*Prompt*: Word for word, repeat all of the entries below.

(Page and application data records)
···

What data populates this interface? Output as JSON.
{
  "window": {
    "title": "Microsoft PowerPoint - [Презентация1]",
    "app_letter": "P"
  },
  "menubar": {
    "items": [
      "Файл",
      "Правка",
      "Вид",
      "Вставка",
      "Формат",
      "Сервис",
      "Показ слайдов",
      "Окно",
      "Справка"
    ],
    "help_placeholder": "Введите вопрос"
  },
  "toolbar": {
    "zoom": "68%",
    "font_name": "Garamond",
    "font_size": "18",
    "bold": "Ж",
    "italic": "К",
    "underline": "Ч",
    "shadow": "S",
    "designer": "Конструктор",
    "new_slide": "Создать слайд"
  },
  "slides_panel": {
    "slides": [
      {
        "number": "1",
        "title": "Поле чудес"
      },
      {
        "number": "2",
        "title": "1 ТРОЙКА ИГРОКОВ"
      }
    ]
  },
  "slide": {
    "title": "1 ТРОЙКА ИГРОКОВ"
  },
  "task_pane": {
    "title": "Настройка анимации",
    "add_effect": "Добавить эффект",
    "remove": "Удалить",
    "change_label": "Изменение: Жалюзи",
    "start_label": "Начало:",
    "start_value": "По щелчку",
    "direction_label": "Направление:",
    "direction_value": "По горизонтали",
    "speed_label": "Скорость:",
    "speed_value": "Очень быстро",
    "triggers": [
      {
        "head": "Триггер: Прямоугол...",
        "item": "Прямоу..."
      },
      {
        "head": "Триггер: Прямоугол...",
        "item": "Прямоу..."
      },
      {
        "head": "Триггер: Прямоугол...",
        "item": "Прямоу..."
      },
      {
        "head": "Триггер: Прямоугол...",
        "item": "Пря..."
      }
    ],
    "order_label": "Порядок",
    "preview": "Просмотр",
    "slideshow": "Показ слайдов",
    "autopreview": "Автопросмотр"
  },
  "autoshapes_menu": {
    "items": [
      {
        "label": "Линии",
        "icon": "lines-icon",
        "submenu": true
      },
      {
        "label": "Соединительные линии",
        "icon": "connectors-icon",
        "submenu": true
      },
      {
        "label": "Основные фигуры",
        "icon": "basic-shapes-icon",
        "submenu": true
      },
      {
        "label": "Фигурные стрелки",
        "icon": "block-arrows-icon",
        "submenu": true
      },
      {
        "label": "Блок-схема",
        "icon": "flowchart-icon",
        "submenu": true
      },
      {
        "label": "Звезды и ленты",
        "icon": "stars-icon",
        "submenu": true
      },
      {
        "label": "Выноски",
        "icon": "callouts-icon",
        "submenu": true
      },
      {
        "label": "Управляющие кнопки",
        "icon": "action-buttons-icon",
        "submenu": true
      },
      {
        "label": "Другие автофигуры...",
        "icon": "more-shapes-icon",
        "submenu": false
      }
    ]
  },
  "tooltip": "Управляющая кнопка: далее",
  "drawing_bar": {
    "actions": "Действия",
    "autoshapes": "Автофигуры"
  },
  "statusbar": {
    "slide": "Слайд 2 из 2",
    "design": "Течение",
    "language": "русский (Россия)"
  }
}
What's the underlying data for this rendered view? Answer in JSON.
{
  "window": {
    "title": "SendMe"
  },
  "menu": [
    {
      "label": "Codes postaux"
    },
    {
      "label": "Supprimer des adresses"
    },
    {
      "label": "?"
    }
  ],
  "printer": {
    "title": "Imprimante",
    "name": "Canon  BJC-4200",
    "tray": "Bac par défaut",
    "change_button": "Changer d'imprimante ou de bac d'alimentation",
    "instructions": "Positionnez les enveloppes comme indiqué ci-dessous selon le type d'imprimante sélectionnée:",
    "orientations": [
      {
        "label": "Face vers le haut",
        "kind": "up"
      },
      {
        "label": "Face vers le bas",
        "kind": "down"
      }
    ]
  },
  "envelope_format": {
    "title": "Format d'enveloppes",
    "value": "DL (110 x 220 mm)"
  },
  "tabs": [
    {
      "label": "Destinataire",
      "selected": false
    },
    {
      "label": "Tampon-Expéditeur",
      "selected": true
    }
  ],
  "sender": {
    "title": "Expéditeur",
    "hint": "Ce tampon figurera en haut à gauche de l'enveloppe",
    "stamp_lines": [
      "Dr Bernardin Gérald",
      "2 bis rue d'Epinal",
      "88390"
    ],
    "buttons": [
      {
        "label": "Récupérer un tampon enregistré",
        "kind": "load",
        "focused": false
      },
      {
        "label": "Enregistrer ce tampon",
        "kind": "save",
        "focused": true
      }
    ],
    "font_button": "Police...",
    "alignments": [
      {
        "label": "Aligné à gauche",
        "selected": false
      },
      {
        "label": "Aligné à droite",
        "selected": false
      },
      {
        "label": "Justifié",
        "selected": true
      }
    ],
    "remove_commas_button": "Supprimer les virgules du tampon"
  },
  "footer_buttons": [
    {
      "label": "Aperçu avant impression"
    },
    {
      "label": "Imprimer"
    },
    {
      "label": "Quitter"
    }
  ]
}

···

*Solution to this task*:
What data populates this interface? Output as JSON.
{
  "window": {
    "title": "Microsoft PowerPoint - [Презентация1]",
    "app_letter": "P"
  },
  "menubar": {
    "items": [
      "Файл",
      "Правка",
      "Вид",
      "Вставка",
      "Формат",
      "Сервис",
      "Показ слайдов",
      "Окно",
      "Справка"
    ],
    "help_placeholder": "Введите вопрос"
  },
  "toolbar": {
    "zoom": "68%",
    "font_name": "Garamond",
    "font_size": "18",
    "bold": "Ж",
    "italic": "К",
    "underline": "Ч",
    "shadow": "S",
    "designer": "Конструктор",
    "new_slide": "Создать слайд"
  },
  "slides_panel": {
    "slides": [
      {
        "number": "1",
        "title": "Поле чудес"
      },
      {
        "number": "2",
        "title": "1 ТРОЙКА ИГРОКОВ"
      }
    ]
  },
  "slide": {
    "title": "1 ТРОЙКА ИГРОКОВ"
  },
  "task_pane": {
    "title": "Настройка анимации",
    "add_effect": "Добавить эффект",
    "remove": "Удалить",
    "change_label": "Изменение: Жалюзи",
    "start_label": "Начало:",
    "start_value": "По щелчку",
    "direction_label": "Направление:",
    "direction_value": "По горизонтали",
    "speed_label": "Скорость:",
    "speed_value": "Очень быстро",
    "triggers": [
      {
        "head": "Триггер: Прямоугол...",
        "item": "Прямоу..."
      },
      {
        "head": "Триггер: Прямоугол...",
        "item": "Прямоу..."
      },
      {
        "head": "Триггер: Прямоугол...",
        "item": "Прямоу..."
      },
      {
        "head": "Триггер: Прямоугол...",
        "item": "Пря..."
      }
    ],
    "order_label": "Порядок",
    "preview": "Просмотр",
    "slideshow": "Показ слайдов",
    "autopreview": "Автопросмотр"
  },
  "autoshapes_menu": {
    "items": [
      {
        "label": "Линии",
        "icon": "lines-icon",
        "submenu": true
      },
      {
        "label": "Соединительные линии",
        "icon": "connectors-icon",
        "submenu": true
      },
      {
        "label": "Основные фигуры",
        "icon": "basic-shapes-icon",
        "submenu": true
      },
      {
        "label": "Фигурные стрелки",
        "icon": "block-arrows-icon",
        "submenu": true
      },
      {
        "label": "Блок-схема",
        "icon": "flowchart-icon",
        "submenu": true
      },
      {
        "label": "Звезды и ленты",
        "icon": "stars-icon",
        "submenu": true
      },
      {
        "label": "Выноски",
        "icon": "callouts-icon",
        "submenu": true
      },
      {
        "label": "Управляющие кнопки",
        "icon": "action-buttons-icon",
        "submenu": true
      },
      {
        "label": "Другие автофигуры...",
        "icon": "more-shapes-icon",
        "submenu": false
      }
    ]
  },
  "tooltip": "Управляющая кнопка: далее",
  "drawing_bar": {
    "actions": "Действия",
    "autoshapes": "Автофигуры"
  },
  "statusbar": {
    "slide": "Слайд 2 из 2",
    "design": "Течение",
    "language": "русский (Россия)"
  }
}
What's the underlying data for this rendered view? Answer in JSON.
{
  "window": {
    "title": "SendMe"
  },
  "menu": [
    {
      "label": "Codes postaux"
    },
    {
      "label": "Supprimer des adresses"
    },
    {
      "label": "?"
    }
  ],
  "printer": {
    "title": "Imprimante",
    "name": "Canon  BJC-4200",
    "tray": "Bac par défaut",
    "change_button": "Changer d'imprimante ou de bac d'alimentation",
    "instructions": "Positionnez les enveloppes comme indiqué ci-dessous selon le type d'imprimante sélectionnée:",
    "orientations": [
      {
        "label": "Face vers le haut",
        "kind": "up"
      },
      {
        "label": "Face vers le bas",
        "kind": "down"
      }
    ]
  },
  "envelope_format": {
    "title": "Format d'enveloppes",
    "value": "DL (110 x 220 mm)"
  },
  "tabs": [
    {
      "label": "Destinataire",
      "selected": false
    },
    {
      "label": "Tampon-Expéditeur",
      "selected": true
    }
  ],
  "sender": {
    "title": "Expéditeur",
    "hint": "Ce tampon figurera en haut à gauche de l'enveloppe",
    "stamp_lines": [
      "Dr Bernardin Gérald",
      "2 bis rue d'Epinal",
      "88390"
    ],
    "buttons": [
      {
        "label": "Récupérer un tampon enregistré",
        "kind": "load",
        "focused": false
      },
      {
        "label": "Enregistrer ce tampon",
        "kind": "save",
        "focused": true
      }
    ],
    "font_button": "Police...",
    "alignments": [
      {
        "label": "Aligné à gauche",
        "selected": false
      },
      {
        "label": "Aligné à droite",
        "selected": false
      },
      {
        "label": "Justifié",
        "selected": true
      }
    ],
    "remove_commas_button": "Supprimer les virgules du tampon"
  },
  "footer_buttons": [
    {
      "label": "Aperçu avant impression"
    },
    {
      "label": "Imprimer"
    },
    {
      "label": "Quitter"
    }
  ]
}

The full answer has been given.